(Items from an interface collection)
○ ○ ○ ○ ○

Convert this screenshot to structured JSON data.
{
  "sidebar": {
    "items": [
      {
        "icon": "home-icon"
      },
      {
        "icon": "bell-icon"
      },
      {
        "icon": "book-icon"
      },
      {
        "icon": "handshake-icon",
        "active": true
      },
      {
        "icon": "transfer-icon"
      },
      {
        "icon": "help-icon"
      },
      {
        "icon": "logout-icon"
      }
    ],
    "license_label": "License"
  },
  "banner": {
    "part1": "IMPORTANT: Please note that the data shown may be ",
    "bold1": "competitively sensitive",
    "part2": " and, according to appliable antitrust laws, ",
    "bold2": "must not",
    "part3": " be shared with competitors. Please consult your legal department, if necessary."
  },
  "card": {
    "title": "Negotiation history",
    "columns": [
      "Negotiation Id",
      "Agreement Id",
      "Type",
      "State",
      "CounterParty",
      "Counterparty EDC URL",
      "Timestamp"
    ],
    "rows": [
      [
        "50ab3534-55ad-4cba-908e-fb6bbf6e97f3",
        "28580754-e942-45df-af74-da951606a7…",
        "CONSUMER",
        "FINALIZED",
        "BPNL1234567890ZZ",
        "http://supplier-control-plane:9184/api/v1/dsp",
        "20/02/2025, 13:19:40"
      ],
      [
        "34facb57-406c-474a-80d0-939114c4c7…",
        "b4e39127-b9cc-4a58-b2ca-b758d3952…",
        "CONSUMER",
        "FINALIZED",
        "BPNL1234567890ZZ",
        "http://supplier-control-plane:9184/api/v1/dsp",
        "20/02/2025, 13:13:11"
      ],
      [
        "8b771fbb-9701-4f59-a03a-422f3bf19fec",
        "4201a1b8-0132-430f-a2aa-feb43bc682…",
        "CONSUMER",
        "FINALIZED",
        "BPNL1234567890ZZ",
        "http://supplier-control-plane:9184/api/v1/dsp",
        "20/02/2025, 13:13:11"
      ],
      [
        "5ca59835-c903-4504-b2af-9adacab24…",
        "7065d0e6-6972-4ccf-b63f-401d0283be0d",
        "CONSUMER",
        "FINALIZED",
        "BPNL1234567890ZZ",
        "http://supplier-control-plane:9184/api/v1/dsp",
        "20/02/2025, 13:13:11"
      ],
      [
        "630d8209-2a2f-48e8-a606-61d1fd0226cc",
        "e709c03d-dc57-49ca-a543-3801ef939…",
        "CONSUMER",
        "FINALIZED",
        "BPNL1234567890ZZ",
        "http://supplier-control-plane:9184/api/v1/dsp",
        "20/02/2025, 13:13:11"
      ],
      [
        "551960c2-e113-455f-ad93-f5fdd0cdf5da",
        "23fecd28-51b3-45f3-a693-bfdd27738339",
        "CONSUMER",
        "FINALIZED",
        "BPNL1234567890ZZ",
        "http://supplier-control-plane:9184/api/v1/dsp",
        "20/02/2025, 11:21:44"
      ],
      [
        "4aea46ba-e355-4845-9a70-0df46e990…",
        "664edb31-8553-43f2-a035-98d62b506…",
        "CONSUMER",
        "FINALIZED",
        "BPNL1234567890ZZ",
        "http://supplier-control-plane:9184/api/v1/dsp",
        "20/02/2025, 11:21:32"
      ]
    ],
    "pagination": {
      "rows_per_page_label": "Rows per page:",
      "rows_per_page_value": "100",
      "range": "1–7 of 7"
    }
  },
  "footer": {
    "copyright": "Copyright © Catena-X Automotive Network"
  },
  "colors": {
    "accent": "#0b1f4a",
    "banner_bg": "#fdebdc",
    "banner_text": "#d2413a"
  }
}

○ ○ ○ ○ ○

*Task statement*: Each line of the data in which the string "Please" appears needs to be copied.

*Result of the exercise*:
    "part1": "IMPORTANT: Please note that the data shown may be ",
    "part3": " be shared with competitors. Please consult your legal department, if necessary."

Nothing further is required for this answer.